Go fishing in the right ponds
If you’re going to spend a decent amount of time with this person you’re likely going to want some common interests.
To increase your likelihood of meeting people with a shared outlook on (at least some aspect of) life you can focus your attention a bit more in those places.
The good thing about this is, if you like doing said activity too, even if you don’t see anyone you like, you’ve still enjoyed doing it.
Actually cast your net
To string out a fishing analogy, it’s one thing to set sail and spend time in these places where your ideal ̶c̶match will also be, but you’re much more likely to get somewhere if you’re proactive.
It’s perfectly plausible that someone you might like just bumps into you at a networking event, or sits next to you in the last free seat in the coffee shop.
However you’re much more likely to end up having a conversation with them if you, well, go up and start a conversation with them.
Speaking to… a stranger?
A common reflex to notion of speaking to a random hottie in a public place is some derivative of “I could never do that, it’s so embarrassing”.
Let’s dig into this.
For most people, myself included, aversion to speaking to random people (with some potential for romantic interest) was borne in the playground.
This is most probably the worst ecosystem to do such a thing.
Everyone knows everyone, and news of your potential rejection would spread like wildfire. In a place where what other people think of you has a lot of social value, that’s risky business.
What’s more, the playground is a tough environment which promotes hardy characteristics. Even if the recipient of your ask felt complimented, there’s an incentive to be aloof, and claim the higher ground that “so-and-so asked me out”.
What’s more, there’s a finite number of people in the playground who are most likely sticking around for the foreseeable future. If you get cold feet about asking out your crush, there’s always next week.
And finally, you’re 15! Entertaining the notion of getting to “know” someone has drastically less upside compared to your older self.
All this conspires to promote a set of beliefs/ behaviours whereby if you see someone who you think you might like, your default reaction is not go and speak to them.
Real life isn’t a playground
For better or for worse, the people we interact with as adults aren’t a closed-loop network.
Whereas news of a rejection would ricochet through a school/ closed community until everyone knew about it, in real life the news would just fizzle off into nothingness. No-one will really care.
Of course if you are in some sort of closed-loop network with people whose opinions you value (i.e. work colleagues) this is a consideration, though for the majority of instances there will little to no consequence to your conversation with a stranger.
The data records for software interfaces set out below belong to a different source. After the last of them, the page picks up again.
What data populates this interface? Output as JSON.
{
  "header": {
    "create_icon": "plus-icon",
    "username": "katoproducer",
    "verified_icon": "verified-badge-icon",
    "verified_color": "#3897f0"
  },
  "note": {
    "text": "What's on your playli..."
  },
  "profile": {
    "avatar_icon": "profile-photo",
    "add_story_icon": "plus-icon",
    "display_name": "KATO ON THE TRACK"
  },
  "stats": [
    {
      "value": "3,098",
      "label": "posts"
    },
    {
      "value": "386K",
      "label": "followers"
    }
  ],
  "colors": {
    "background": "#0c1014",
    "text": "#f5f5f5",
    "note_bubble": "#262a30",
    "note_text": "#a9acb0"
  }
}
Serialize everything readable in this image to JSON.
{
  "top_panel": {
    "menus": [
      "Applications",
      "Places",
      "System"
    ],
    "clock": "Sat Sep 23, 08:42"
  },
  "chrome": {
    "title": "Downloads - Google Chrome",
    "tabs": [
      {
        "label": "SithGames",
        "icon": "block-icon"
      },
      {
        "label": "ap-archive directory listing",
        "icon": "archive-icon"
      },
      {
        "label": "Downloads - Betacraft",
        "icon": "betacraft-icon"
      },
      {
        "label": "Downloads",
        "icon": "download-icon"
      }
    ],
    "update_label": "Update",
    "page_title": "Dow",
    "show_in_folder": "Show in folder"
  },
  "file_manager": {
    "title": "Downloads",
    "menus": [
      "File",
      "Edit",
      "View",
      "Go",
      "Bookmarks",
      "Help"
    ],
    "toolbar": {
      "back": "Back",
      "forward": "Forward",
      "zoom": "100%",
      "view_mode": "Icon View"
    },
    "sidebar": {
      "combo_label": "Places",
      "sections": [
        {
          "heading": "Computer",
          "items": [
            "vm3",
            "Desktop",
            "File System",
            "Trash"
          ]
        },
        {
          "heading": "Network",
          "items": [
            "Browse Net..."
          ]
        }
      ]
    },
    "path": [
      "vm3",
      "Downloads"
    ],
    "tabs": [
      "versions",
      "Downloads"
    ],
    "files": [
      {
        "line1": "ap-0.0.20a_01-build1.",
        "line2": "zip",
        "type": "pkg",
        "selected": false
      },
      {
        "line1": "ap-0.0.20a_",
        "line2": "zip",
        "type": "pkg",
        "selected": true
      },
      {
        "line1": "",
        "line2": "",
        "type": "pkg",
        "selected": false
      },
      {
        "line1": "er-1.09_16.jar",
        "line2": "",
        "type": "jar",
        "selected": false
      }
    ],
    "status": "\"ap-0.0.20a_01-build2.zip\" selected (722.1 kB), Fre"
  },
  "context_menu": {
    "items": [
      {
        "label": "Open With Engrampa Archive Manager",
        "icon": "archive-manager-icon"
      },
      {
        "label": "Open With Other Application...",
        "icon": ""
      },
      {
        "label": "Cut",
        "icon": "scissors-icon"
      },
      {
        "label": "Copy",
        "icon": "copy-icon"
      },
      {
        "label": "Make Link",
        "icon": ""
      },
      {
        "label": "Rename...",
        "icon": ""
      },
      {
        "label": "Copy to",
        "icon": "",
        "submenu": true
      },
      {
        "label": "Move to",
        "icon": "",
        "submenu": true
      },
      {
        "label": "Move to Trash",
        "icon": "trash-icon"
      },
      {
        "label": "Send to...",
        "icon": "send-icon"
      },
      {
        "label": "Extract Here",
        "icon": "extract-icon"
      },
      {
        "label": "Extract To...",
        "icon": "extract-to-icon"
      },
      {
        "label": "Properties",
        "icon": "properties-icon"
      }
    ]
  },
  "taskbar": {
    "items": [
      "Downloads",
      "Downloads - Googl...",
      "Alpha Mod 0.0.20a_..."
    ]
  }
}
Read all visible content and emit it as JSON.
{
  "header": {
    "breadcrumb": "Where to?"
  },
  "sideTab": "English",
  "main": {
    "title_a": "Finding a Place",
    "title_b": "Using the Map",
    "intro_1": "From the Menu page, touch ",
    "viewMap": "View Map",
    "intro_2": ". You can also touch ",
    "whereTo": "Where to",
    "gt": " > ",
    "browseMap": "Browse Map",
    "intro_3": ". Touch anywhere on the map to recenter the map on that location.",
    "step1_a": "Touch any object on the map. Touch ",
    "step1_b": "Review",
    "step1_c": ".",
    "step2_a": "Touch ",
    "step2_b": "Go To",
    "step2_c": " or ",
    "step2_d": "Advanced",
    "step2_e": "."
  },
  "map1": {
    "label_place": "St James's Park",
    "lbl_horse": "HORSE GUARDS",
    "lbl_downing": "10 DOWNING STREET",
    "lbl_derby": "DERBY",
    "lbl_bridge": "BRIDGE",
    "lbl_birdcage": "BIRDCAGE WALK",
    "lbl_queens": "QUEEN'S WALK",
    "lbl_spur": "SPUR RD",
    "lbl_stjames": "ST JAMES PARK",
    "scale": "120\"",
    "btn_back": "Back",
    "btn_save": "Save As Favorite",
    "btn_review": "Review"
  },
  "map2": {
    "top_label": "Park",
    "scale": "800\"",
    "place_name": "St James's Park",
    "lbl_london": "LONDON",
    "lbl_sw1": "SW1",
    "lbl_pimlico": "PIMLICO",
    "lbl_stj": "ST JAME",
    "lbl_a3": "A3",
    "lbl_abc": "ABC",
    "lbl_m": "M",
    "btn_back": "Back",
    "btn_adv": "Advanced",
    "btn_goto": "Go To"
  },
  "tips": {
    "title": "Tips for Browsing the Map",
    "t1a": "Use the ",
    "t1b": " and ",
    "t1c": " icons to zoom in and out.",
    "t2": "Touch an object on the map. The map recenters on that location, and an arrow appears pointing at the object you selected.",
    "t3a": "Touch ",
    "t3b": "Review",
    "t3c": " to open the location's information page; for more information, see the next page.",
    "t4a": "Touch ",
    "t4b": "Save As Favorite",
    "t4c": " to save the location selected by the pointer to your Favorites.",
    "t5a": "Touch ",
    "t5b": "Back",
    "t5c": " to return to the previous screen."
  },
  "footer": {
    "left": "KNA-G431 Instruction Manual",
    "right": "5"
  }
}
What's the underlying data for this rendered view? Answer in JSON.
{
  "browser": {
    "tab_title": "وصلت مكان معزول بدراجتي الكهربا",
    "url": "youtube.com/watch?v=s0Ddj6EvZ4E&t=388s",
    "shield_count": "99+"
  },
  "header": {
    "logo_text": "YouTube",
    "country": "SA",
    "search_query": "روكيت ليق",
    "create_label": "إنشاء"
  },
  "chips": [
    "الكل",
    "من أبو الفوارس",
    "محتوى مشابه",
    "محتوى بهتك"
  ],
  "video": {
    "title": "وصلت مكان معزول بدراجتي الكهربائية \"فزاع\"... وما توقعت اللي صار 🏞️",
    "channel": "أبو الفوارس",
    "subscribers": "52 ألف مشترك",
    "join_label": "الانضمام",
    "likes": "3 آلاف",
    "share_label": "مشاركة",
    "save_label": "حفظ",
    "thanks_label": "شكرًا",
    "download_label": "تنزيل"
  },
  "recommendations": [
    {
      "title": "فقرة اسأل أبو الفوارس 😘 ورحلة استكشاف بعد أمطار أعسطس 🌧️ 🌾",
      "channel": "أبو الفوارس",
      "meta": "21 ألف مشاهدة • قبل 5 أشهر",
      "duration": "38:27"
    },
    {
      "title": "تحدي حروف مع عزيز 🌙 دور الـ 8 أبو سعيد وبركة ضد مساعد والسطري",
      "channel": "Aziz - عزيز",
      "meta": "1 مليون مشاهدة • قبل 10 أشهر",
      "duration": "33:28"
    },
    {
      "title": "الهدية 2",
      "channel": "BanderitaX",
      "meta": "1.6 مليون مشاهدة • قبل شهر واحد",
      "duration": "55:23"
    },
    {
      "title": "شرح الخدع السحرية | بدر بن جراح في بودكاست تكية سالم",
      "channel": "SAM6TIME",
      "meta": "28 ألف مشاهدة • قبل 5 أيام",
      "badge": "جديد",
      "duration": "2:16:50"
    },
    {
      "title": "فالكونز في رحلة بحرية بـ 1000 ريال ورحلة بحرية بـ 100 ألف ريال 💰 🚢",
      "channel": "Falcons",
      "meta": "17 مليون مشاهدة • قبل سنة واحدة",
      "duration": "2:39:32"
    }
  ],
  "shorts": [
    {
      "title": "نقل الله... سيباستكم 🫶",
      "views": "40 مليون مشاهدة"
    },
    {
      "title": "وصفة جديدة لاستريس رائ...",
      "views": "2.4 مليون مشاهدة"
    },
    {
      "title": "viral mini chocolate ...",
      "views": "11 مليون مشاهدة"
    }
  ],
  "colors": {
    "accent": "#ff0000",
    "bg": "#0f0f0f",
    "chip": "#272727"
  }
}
And anyway, making the effort to speak to someone you think is nice will most likely give them a good feeling.
Finding your other half is a probability game.
Whilst there is every chance you bump into Mr/Ms Right tomorrow, there are also things you can do stack the deck in your favour, especially considering there are finite evenings/ weekends left to meet people. (I didn’t mean this to sound that ominous, but you get the point).
1. Where would someone you like hang out? E.g. coffee shop on a Saturday morning, interesting mid-week talk, ski slopes, running club, networking event
2. Spend time in those places. Could be a commitment to go one cultural/ networking event/ fitness class a week
3. Find an excuse to speak to people you don’t know (and like the look of). Much easier (but not impossible) in a context where you can reference a shared experience. “How did you find the speaker?” (networking event) or “Are you training for any events?” (group exercise activity) > “How’s that macchiato treating you?” (coffee shop)
4. Just be normal. You’re having a conversation with another person. Whilst a small part of you might feel this is super weird, it’s not really is it.
5. Take it from there. You’ll quickly gauge if it’s something worth taking further. If not, chat to someone else, your world is bigger than the playground now
Now, for those in long-standing relationships who skipped over the bulk of this, the link below is to a very good article encapsulated, I feel, by the following comment:
“If you’re in a relationship that you’d like to prosper then reading this is probably the best way you could ever spend 30 minutes”
There’s also this piece on setting dating and relationship boundaries which might be of interest.
Anyway, as ever, would be interested to hear your thoughts on any of the points raised here. Do also feel free to forward it on to someone if you think it could be helpful.